Night shifts can be quite fun, if all the pieces fall into place. I know I should try to sleep for a bit before my next shift (6-midnight), but I just can't seem to get into sleep mode with the beautiful sunshine outside my window.

Monday, June 2, 2008


The sweet little girl with the tummy ache looks at me with frightened eyes. I talk to her quietly, softly, drawing her out of her shell in the tiny little first aid room. She tells me of her puppies, then mentions how her Dad abused them. She tells me of her siblings, then tells me they are in foster homes. She tells me of school, and how she hasn’t been in weeks. I want to hug her, to make her life easier somehow, but I just sit and talk.
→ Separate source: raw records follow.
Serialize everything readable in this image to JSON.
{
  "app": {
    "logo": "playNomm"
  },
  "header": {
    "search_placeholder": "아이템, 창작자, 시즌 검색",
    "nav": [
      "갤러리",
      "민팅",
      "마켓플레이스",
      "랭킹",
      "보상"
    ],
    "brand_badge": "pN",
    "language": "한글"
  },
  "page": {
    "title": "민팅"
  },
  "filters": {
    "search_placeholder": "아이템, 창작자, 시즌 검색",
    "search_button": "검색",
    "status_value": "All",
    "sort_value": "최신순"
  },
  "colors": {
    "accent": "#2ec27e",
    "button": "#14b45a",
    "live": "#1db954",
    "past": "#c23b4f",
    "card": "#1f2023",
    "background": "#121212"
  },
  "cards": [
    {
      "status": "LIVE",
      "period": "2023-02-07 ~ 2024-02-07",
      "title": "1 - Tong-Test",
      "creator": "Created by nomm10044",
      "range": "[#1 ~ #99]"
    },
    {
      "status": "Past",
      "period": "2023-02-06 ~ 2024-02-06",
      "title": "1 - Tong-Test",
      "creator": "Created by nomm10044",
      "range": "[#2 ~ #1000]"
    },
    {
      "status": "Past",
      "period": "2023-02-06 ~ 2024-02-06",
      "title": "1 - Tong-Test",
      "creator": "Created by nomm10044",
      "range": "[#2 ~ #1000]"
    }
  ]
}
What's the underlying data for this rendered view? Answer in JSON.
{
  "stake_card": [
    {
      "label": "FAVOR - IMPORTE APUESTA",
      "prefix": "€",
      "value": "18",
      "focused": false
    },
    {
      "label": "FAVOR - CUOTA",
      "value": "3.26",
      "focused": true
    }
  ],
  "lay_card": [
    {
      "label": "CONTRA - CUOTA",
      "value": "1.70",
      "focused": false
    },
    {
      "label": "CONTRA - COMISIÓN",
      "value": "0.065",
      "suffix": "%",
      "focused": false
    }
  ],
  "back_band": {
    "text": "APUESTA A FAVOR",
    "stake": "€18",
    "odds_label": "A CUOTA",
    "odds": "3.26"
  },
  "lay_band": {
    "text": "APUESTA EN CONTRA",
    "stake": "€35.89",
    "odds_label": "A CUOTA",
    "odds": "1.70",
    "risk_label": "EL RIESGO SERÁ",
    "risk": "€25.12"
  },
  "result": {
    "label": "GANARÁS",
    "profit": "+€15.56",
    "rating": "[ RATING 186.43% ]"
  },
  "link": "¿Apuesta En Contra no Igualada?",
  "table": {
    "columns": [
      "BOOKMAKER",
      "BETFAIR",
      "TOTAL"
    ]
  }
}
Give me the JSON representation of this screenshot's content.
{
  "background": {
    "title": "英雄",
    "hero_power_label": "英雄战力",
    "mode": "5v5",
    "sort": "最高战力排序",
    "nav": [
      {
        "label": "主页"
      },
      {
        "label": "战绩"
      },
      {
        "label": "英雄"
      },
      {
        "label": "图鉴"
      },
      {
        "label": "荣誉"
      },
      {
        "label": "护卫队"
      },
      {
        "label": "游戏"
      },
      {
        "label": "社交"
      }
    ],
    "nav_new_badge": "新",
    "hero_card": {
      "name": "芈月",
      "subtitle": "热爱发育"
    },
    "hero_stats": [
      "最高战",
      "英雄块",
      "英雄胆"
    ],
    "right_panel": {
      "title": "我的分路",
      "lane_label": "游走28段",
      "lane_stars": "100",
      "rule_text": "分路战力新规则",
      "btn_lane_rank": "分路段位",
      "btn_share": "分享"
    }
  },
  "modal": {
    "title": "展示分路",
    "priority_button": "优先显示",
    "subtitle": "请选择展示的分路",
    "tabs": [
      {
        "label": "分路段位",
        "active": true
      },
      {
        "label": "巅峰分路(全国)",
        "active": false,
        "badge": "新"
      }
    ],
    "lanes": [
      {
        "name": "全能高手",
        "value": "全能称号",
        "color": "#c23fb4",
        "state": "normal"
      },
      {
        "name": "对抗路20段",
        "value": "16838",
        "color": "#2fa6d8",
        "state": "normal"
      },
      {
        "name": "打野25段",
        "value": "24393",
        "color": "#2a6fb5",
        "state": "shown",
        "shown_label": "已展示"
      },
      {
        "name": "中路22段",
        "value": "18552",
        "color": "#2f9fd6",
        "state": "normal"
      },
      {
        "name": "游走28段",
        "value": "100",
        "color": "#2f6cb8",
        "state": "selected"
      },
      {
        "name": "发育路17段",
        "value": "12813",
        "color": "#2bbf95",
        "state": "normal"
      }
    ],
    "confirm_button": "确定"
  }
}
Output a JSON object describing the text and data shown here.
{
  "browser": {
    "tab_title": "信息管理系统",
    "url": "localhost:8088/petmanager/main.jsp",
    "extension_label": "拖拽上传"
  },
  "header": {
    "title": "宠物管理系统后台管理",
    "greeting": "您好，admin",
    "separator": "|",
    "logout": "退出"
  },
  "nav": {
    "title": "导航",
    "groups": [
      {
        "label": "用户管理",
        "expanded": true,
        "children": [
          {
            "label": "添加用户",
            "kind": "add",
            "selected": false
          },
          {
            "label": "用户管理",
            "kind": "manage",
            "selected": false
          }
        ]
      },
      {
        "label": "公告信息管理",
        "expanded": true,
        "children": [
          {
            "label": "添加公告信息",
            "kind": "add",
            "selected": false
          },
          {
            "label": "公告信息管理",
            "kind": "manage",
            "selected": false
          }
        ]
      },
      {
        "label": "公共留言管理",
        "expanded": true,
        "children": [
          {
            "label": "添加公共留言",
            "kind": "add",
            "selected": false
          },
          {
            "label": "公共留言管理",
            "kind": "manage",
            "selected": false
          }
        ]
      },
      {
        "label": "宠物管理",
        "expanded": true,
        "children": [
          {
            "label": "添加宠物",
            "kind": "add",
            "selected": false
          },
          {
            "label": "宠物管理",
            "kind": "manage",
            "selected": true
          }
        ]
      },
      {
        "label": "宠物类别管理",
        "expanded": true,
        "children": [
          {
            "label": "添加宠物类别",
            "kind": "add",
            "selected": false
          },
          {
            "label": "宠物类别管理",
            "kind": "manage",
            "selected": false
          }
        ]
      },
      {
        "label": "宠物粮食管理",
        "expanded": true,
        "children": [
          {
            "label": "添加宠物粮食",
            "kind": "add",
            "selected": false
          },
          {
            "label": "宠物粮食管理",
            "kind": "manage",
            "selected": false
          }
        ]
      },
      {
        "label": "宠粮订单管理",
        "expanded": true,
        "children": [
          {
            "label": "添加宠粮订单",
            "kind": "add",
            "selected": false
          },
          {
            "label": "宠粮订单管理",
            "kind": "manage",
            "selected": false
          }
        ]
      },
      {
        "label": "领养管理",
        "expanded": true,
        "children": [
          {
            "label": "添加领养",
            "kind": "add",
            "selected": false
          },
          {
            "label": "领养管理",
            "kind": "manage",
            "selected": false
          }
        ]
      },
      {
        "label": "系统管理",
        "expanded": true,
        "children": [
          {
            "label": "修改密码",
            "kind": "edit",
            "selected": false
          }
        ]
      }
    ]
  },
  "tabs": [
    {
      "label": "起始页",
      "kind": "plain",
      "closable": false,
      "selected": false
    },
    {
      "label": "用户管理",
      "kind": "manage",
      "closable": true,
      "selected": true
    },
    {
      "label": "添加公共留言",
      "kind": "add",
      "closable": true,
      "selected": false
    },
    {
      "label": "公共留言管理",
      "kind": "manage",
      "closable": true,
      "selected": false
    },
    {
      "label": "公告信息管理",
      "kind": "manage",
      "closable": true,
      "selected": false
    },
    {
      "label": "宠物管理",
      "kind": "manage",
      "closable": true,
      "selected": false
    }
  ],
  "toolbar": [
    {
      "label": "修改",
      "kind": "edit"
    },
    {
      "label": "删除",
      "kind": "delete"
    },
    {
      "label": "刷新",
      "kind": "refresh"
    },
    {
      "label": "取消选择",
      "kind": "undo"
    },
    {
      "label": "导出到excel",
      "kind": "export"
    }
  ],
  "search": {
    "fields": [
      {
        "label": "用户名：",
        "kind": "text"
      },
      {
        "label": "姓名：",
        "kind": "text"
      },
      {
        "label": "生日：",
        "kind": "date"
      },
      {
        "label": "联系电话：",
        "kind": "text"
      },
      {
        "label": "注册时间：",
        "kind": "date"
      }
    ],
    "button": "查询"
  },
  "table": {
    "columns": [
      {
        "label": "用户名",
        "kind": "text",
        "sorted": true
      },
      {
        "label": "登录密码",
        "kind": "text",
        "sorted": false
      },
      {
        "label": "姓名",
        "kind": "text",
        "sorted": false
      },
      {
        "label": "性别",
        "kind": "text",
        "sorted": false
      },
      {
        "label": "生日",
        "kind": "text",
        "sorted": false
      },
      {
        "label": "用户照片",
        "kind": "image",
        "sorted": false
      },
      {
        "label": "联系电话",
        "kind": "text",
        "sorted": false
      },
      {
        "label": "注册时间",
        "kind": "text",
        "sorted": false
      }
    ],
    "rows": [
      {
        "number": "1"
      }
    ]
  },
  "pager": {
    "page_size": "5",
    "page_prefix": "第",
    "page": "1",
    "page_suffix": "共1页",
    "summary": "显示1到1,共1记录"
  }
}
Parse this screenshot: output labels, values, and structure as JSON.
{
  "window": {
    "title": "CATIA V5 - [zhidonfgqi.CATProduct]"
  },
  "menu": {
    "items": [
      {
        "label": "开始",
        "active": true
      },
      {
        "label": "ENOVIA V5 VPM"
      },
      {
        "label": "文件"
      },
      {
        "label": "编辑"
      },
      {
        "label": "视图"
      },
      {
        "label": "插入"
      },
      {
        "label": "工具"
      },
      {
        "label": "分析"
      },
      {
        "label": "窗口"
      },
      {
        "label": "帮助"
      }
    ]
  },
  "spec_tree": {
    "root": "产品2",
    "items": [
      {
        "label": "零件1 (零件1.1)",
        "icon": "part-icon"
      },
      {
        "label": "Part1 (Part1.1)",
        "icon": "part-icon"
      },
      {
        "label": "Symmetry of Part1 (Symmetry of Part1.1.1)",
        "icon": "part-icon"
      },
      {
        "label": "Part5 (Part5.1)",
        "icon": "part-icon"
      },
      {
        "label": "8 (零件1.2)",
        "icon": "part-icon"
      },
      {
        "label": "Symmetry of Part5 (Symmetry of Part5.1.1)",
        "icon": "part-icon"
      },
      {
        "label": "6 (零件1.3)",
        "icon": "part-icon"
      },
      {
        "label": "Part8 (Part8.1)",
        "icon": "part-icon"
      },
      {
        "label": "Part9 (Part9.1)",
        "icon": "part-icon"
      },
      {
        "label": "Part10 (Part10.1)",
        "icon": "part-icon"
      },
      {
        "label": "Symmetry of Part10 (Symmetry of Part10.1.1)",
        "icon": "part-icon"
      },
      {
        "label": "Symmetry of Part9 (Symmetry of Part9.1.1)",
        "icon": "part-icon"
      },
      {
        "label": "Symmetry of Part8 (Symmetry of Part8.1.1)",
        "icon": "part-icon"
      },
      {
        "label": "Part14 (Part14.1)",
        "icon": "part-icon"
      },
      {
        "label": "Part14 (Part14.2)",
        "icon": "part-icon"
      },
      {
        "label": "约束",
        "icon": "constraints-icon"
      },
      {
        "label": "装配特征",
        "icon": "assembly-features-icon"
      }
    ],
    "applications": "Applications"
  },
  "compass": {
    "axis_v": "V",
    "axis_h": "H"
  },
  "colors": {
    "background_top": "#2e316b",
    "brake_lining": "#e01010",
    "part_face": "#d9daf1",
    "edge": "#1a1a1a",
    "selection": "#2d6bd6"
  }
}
Shane slowly pushes the door open and steps into the room. I smile and look up at my trusted friend, but the little sweetie in front of me freezes in her chair. She pushes back, trying to shrink away from my lovable partner. A veil drops in her eyes, she refuses to speak or even look up, still cowering. Without speaking a word, I quickly advise Shane to leave, and he slips from the room without a sound. I watch my frightened little charge sadly. What is she so afraid of?

An excited din in the hallway brings me to my feet quickly. An ever-smiling Spanish child is holding her screaming brother tightly by the arm. He shrieks and cries out, “No, no!” as one of the leaders runs over to me and tells me he has a popsicle stick stuck in his throat. The leaders are trying to convince the girl to let me look at him as she shakes her head and adamantly repeats, “No, no.” I can assess him to some extent without touching him, and by the way he is screaming his head off in sheer panic, I think it’s safe to assume that he is breathing. He just keeps shrieking and pulling away in abject terror, his ever-smiling sister showing the same fear through her eyes. What are they so afraid of?

The kids file out of the building as Shane and I watch, smiling and saying goodbye. We try so hard to be a comforting, safe presence for them. So many of them shy away, look at us with fear. A tiny black boy looks at me with distrust as he passes, holding his even littler brother tightly by the arm. He also looks at us with fear in his eyes. What is he so afraid of?

What is the sweet little girl afraid of? What are the brother and sister afraid of? What are the two little boys afraid of?

I’m afraid to know.